What is being asked: An exact copy of the records below is required, and it must contain no pictures.

Material supplied:
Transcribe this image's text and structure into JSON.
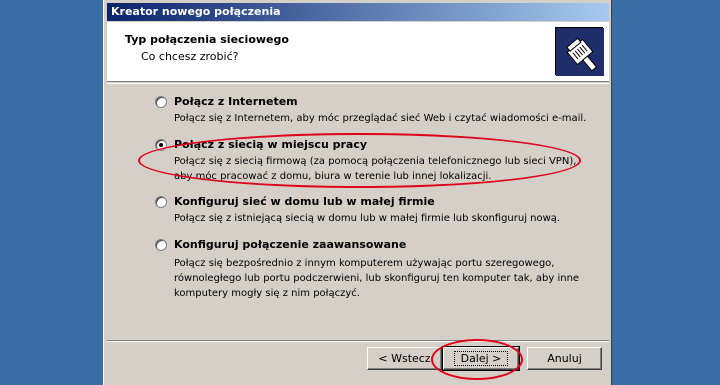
{
  "window": {
    "title": "Kreator nowego połączenia"
  },
  "header": {
    "title": "Typ połączenia sieciowego",
    "subtitle": "Co chcesz zrobić?",
    "icon": "network-cable-icon"
  },
  "options": [
    {
      "label": "Połącz z Internetem",
      "desc": [
        "Połącz się z Internetem, aby móc przeglądać sieć Web i czytać wiadomości e-mail."
      ],
      "checked": false
    },
    {
      "label": "Połącz z siecią w miejscu pracy",
      "desc": [
        "Połącz się z siecią firmową (za pomocą połączenia telefonicznego lub sieci VPN),",
        "aby móc pracować z domu, biura w terenie lub innej lokalizacji."
      ],
      "checked": true
    },
    {
      "label": "Konfiguruj sieć w domu lub w małej firmie",
      "desc": [
        "Połącz się z istniejącą siecią w domu lub w małej firmie lub skonfiguruj nową."
      ],
      "checked": false
    },
    {
      "label": "Konfiguruj połączenie zaawansowane",
      "desc": [
        "Połącz się bezpośrednio z innym komputerem używając portu szeregowego,",
        "równoległego lub portu podczerwieni, lub skonfiguruj ten komputer tak, aby inne",
        "komputery mogły się z nim połączyć."
      ],
      "checked": false
    }
  ],
  "buttons": {
    "back": "< Wstecz",
    "next": "Dalej >",
    "cancel": "Anuluj"
  },
  "colors": {
    "annotation": "#e0001a",
    "title_bar": "#0a246a",
    "dialog_bg": "#d4d0c8"
  }
}
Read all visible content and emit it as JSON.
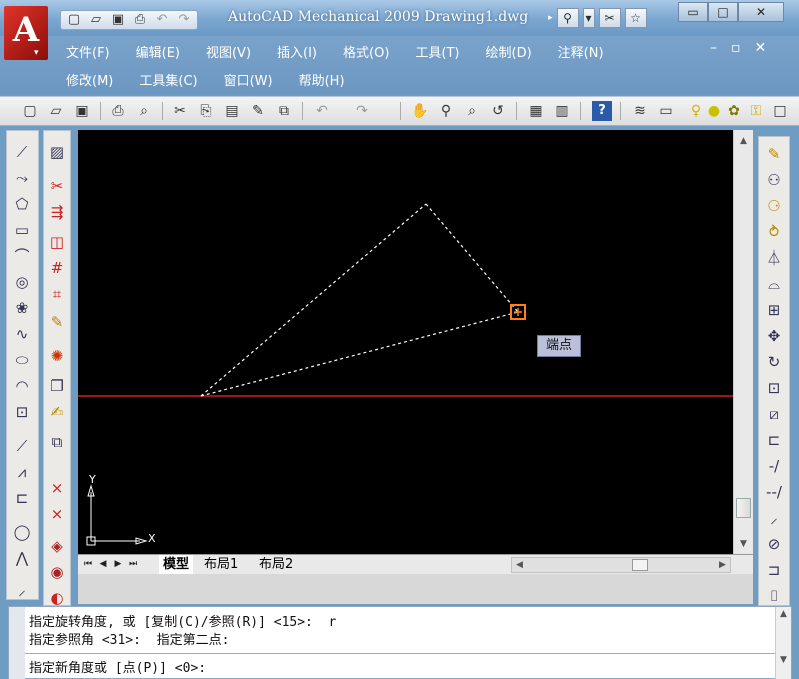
{
  "window": {
    "title": "AutoCAD Mechanical 2009 Drawing1.dwg",
    "app_logo_letter": "A",
    "quick_access_icons": [
      "new-icon",
      "open-icon",
      "save-icon",
      "print-icon",
      "undo-icon",
      "redo-icon"
    ],
    "title_tools": [
      "search-icon",
      "settings-icon",
      "star-icon"
    ],
    "controls": [
      "minimize",
      "maximize",
      "close"
    ],
    "control_glyphs": [
      "▭",
      "□",
      "✕"
    ]
  },
  "menu": {
    "row1": [
      "文件(F)",
      "编辑(E)",
      "视图(V)",
      "插入(I)",
      "格式(O)",
      "工具(T)",
      "绘制(D)",
      "注释(N)"
    ],
    "row2": [
      "修改(M)",
      "工具集(C)",
      "窗口(W)",
      "帮助(H)"
    ],
    "doc_controls": [
      "–",
      "▫",
      "✕"
    ]
  },
  "canvas": {
    "snap_tooltip": "端点",
    "ucs_x": "X",
    "ucs_y": "Y",
    "colors": {
      "background": "#000000",
      "axis_line": "#d11a1a",
      "dashed_preview": "#ffffff",
      "snap_marker": "#ff7f1f"
    }
  },
  "tabs": {
    "model": "模型",
    "layout1": "布局1",
    "layout2": "布局2"
  },
  "command": {
    "history": [
      "指定旋转角度, 或 [复制(C)/参照(R)] <15>:  r",
      "指定参照角 <31>:  指定第二点:"
    ],
    "prompt": "指定新角度或 [点(P)] <0>:"
  }
}
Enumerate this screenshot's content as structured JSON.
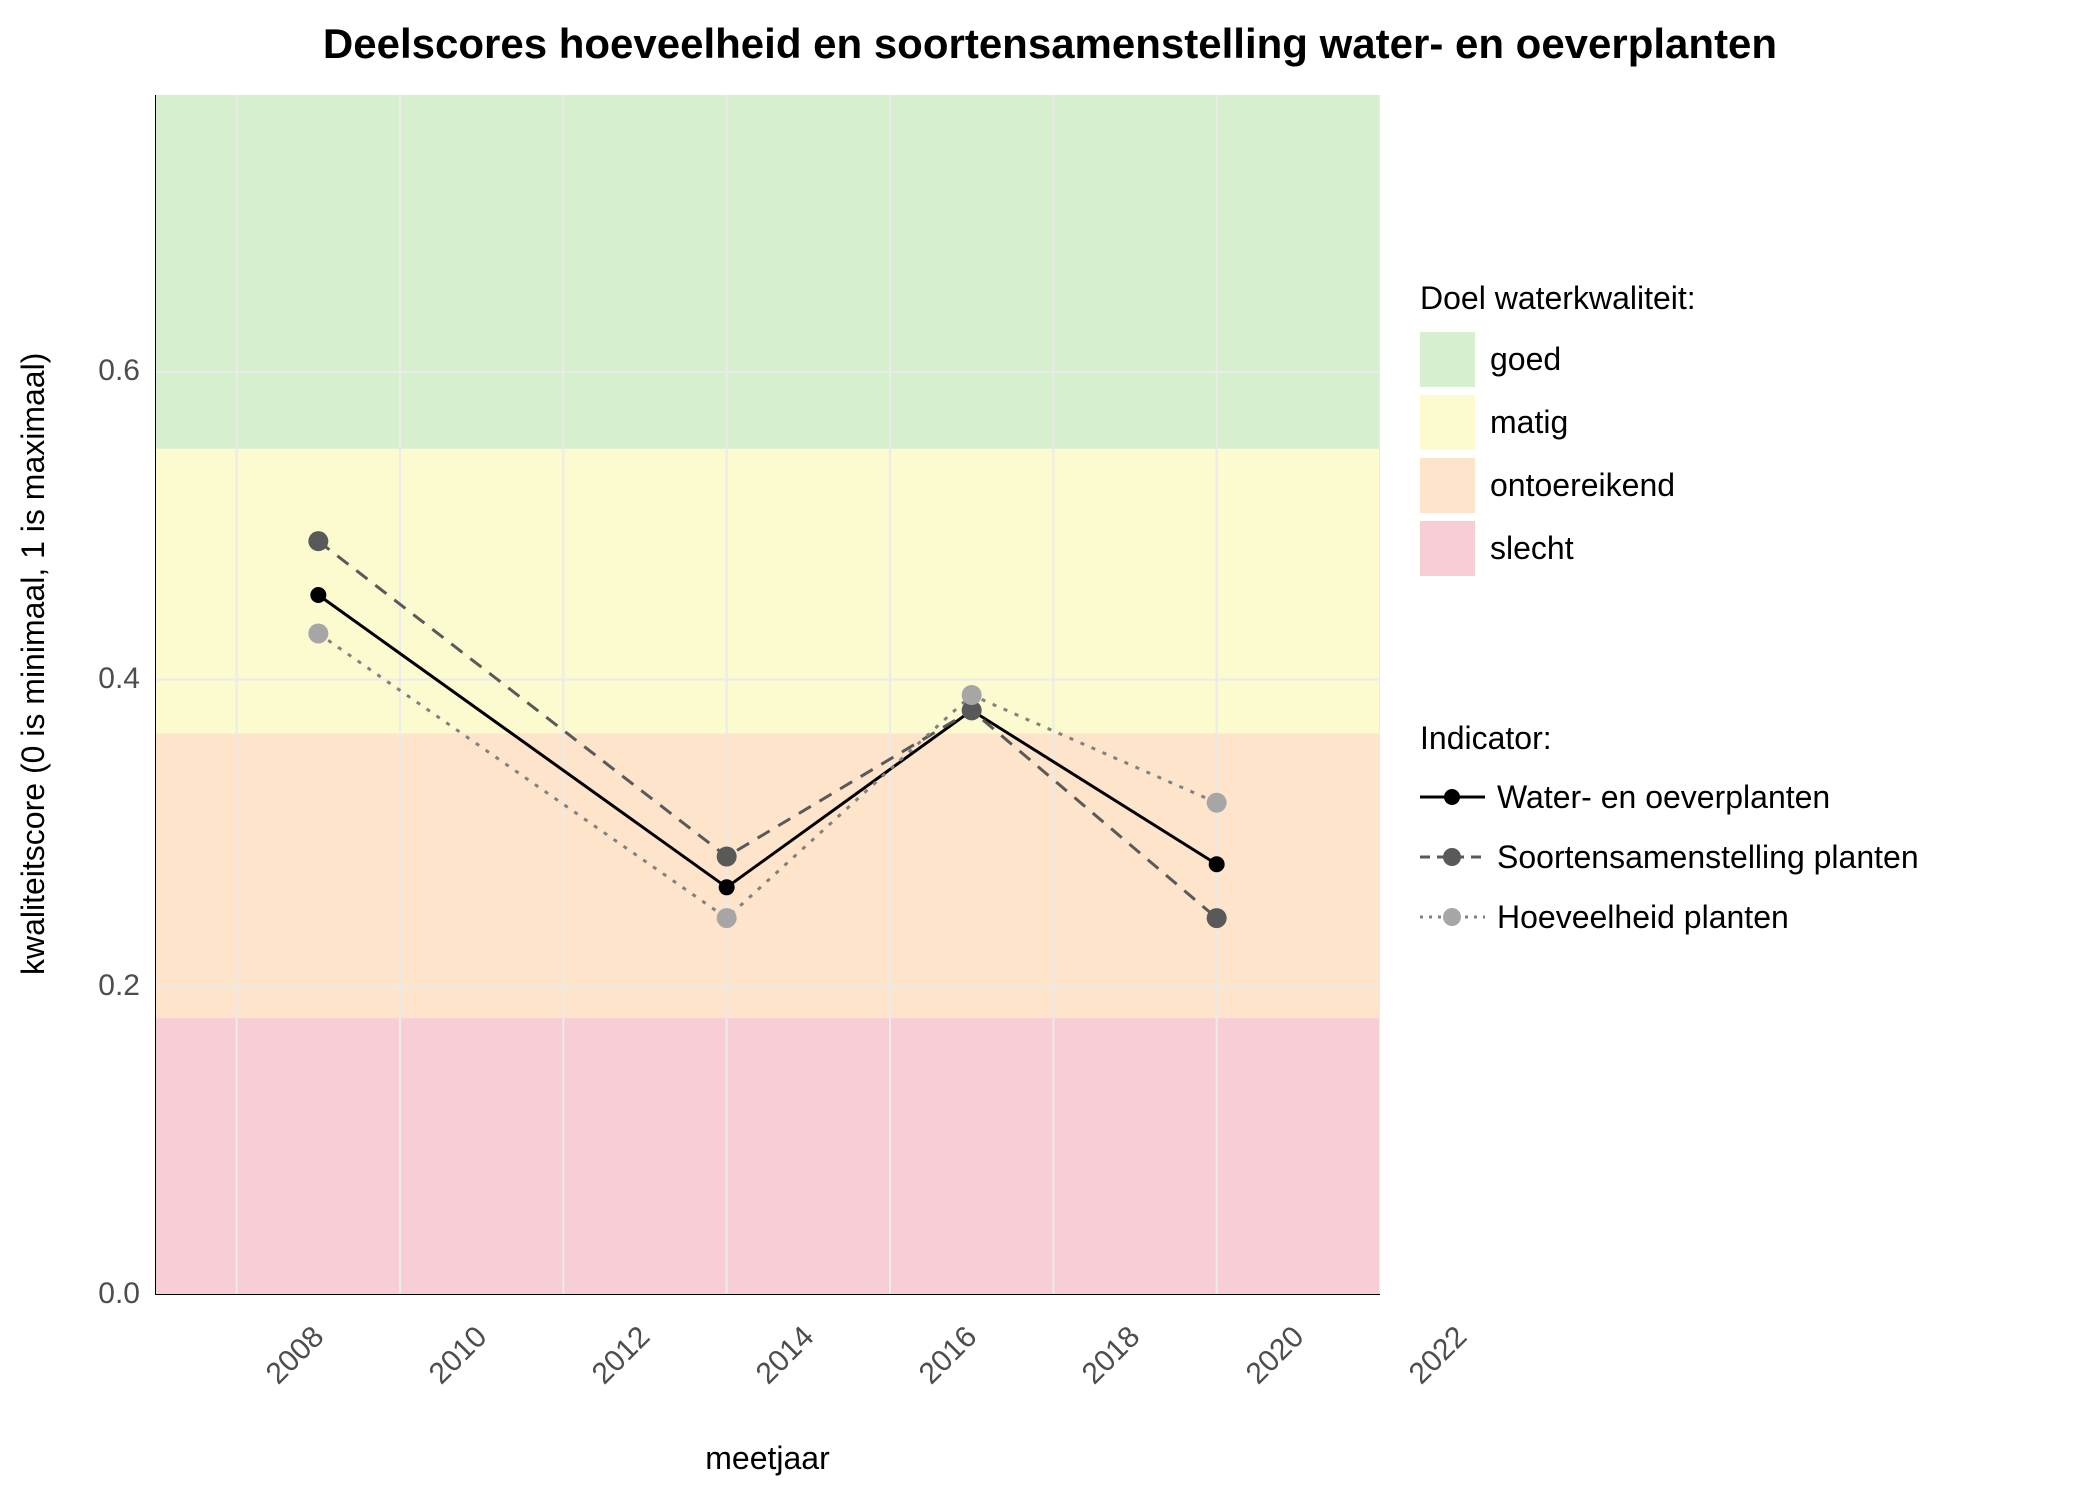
{
  "chart_data": {
    "type": "line",
    "title": "Deelscores hoeveelheid en soortensamenstelling water- en oeverplanten",
    "xlabel": "meetjaar",
    "ylabel": "kwaliteitscore (0 is minimaal, 1 is maximaal)",
    "xlim": [
      2007,
      2022
    ],
    "ylim": [
      0.0,
      0.78
    ],
    "x_ticks": [
      2008,
      2010,
      2012,
      2014,
      2016,
      2018,
      2020,
      2022
    ],
    "y_ticks": [
      0.0,
      0.2,
      0.4,
      0.6
    ],
    "bands": [
      {
        "name": "slecht",
        "ymin": 0.0,
        "ymax": 0.18,
        "color": "#f8ced6"
      },
      {
        "name": "ontoereikend",
        "ymin": 0.18,
        "ymax": 0.365,
        "color": "#fde4ca"
      },
      {
        "name": "matig",
        "ymin": 0.365,
        "ymax": 0.55,
        "color": "#fcfacf"
      },
      {
        "name": "goed",
        "ymin": 0.55,
        "ymax": 0.78,
        "color": "#d5efcf"
      }
    ],
    "series": [
      {
        "name": "Water- en oeverplanten",
        "line_style": "solid",
        "color": "#000000",
        "x": [
          2009,
          2014,
          2017,
          2020
        ],
        "y": [
          0.455,
          0.265,
          0.38,
          0.28
        ]
      },
      {
        "name": "Soortensamenstelling planten",
        "line_style": "dashed",
        "color": "#595959",
        "x": [
          2009,
          2014,
          2017,
          2020
        ],
        "y": [
          0.49,
          0.285,
          0.38,
          0.245
        ]
      },
      {
        "name": "Hoeveelheid planten",
        "line_style": "dotted",
        "color": "#a6a6a6",
        "x": [
          2009,
          2014,
          2017,
          2020
        ],
        "y": [
          0.43,
          0.245,
          0.39,
          0.32
        ]
      }
    ],
    "legend1_title": "Doel waterkwaliteit:",
    "legend1_items": [
      "goed",
      "matig",
      "ontoereikend",
      "slecht"
    ],
    "legend2_title": "Indicator:",
    "legend2_items": [
      "Water- en oeverplanten",
      "Soortensamenstelling planten",
      "Hoeveelheid planten"
    ]
  }
}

Result:
Transcribe this image's text and structure into JSON.
{
  "window": {
    "title": "Kreator nowego połączenia"
  },
  "header": {
    "title": "Typ połączenia sieciowego",
    "subtitle": "Co chcesz zrobić?",
    "icon": "network-cable-icon"
  },
  "options": [
    {
      "label": "Połącz z Internetem",
      "desc": [
        "Połącz się z Internetem, aby móc przeglądać sieć Web i czytać wiadomości e-mail."
      ],
      "checked": false
    },
    {
      "label": "Połącz z siecią w miejscu pracy",
      "desc": [
        "Połącz się z siecią firmową (za pomocą połączenia telefonicznego lub sieci VPN),",
        "aby móc pracować z domu, biura w terenie lub innej lokalizacji."
      ],
      "checked": true
    },
    {
      "label": "Konfiguruj sieć w domu lub w małej firmie",
      "desc": [
        "Połącz się z istniejącą siecią w domu lub w małej firmie lub skonfiguruj nową."
      ],
      "checked": false
    },
    {
      "label": "Konfiguruj połączenie zaawansowane",
      "desc": [
        "Połącz się bezpośrednio z innym komputerem używając portu szeregowego,",
        "równoległego lub portu podczerwieni, lub skonfiguruj ten komputer tak, aby inne",
        "komputery mogły się z nim połączyć."
      ],
      "checked": false
    }
  ],
  "buttons": {
    "back": "< Wstecz",
    "next": "Dalej >",
    "cancel": "Anuluj"
  },
  "colors": {
    "annotation": "#e0001a",
    "title_bar": "#0a246a",
    "dialog_bg": "#d4d0c8"
  }
}
Read all visible content and emit it as JSON.
{
  "window": {
    "title": "AutoCAD Mechanical 2009 Drawing1.dwg",
    "app_logo_letter": "A",
    "quick_access_icons": [
      "new-icon",
      "open-icon",
      "save-icon",
      "print-icon",
      "undo-icon",
      "redo-icon"
    ],
    "title_tools": [
      "search-icon",
      "settings-icon",
      "star-icon"
    ],
    "controls": [
      "minimize",
      "maximize",
      "close"
    ],
    "control_glyphs": [
      "▭",
      "□",
      "✕"
    ]
  },
  "menu": {
    "row1": [
      "文件(F)",
      "编辑(E)",
      "视图(V)",
      "插入(I)",
      "格式(O)",
      "工具(T)",
      "绘制(D)",
      "注释(N)"
    ],
    "row2": [
      "修改(M)",
      "工具集(C)",
      "窗口(W)",
      "帮助(H)"
    ],
    "doc_controls": [
      "–",
      "▫",
      "✕"
    ]
  },
  "canvas": {
    "snap_tooltip": "端点",
    "ucs_x": "X",
    "ucs_y": "Y",
    "colors": {
      "background": "#000000",
      "axis_line": "#d11a1a",
      "dashed_preview": "#ffffff",
      "snap_marker": "#ff7f1f"
    }
  },
  "tabs": {
    "model": "模型",
    "layout1": "布局1",
    "layout2": "布局2"
  },
  "command": {
    "history": [
      "指定旋转角度, 或 [复制(C)/参照(R)] <15>:  r",
      "指定参照角 <31>:  指定第二点:"
    ],
    "prompt": "指定新角度或 [点(P)] <0>:"
  }
}
Enumerate this screenshot's content as structured JSON.
{
  "chart_data": {
    "type": "line",
    "title": "Deelscores hoeveelheid en soortensamenstelling water- en oeverplanten",
    "xlabel": "meetjaar",
    "ylabel": "kwaliteitscore (0 is minimaal, 1 is maximaal)",
    "xlim": [
      2007,
      2022
    ],
    "ylim": [
      0.0,
      0.78
    ],
    "x_ticks": [
      2008,
      2010,
      2012,
      2014,
      2016,
      2018,
      2020,
      2022
    ],
    "y_ticks": [
      0.0,
      0.2,
      0.4,
      0.6
    ],
    "bands": [
      {
        "name": "slecht",
        "ymin": 0.0,
        "ymax": 0.18,
        "color": "#f8ced6"
      },
      {
        "name": "ontoereikend",
        "ymin": 0.18,
        "ymax": 0.365,
        "color": "#fde4ca"
      },
      {
        "name": "matig",
        "ymin": 0.365,
        "ymax": 0.55,
        "color": "#fcfacf"
      },
      {
        "name": "goed",
        "ymin": 0.55,
        "ymax": 0.78,
        "color": "#d5efcf"
      }
    ],
    "series": [
      {
        "name": "Water- en oeverplanten",
        "line_style": "solid",
        "color": "#000000",
        "x": [
          2009,
          2014,
          2017,
          2020
        ],
        "y": [
          0.455,
          0.265,
          0.38,
          0.28
        ]
      },
      {
        "name": "Soortensamenstelling planten",
        "line_style": "dashed",
        "color": "#595959",
        "x": [
          2009,
          2014,
          2017,
          2020
        ],
        "y": [
          0.49,
          0.285,
          0.38,
          0.245
        ]
      },
      {
        "name": "Hoeveelheid planten",
        "line_style": "dotted",
        "color": "#a6a6a6",
        "x": [
          2009,
          2014,
          2017,
          2020
        ],
        "y": [
          0.43,
          0.245,
          0.39,
          0.32
        ]
      }
    ],
    "legend1_title": "Doel waterkwaliteit:",
    "legend1_items": [
      "goed",
      "matig",
      "ontoereikend",
      "slecht"
    ],
    "legend2_title": "Indicator:",
    "legend2_items": [
      "Water- en oeverplanten",
      "Soortensamenstelling planten",
      "Hoeveelheid planten"
    ]
  }
}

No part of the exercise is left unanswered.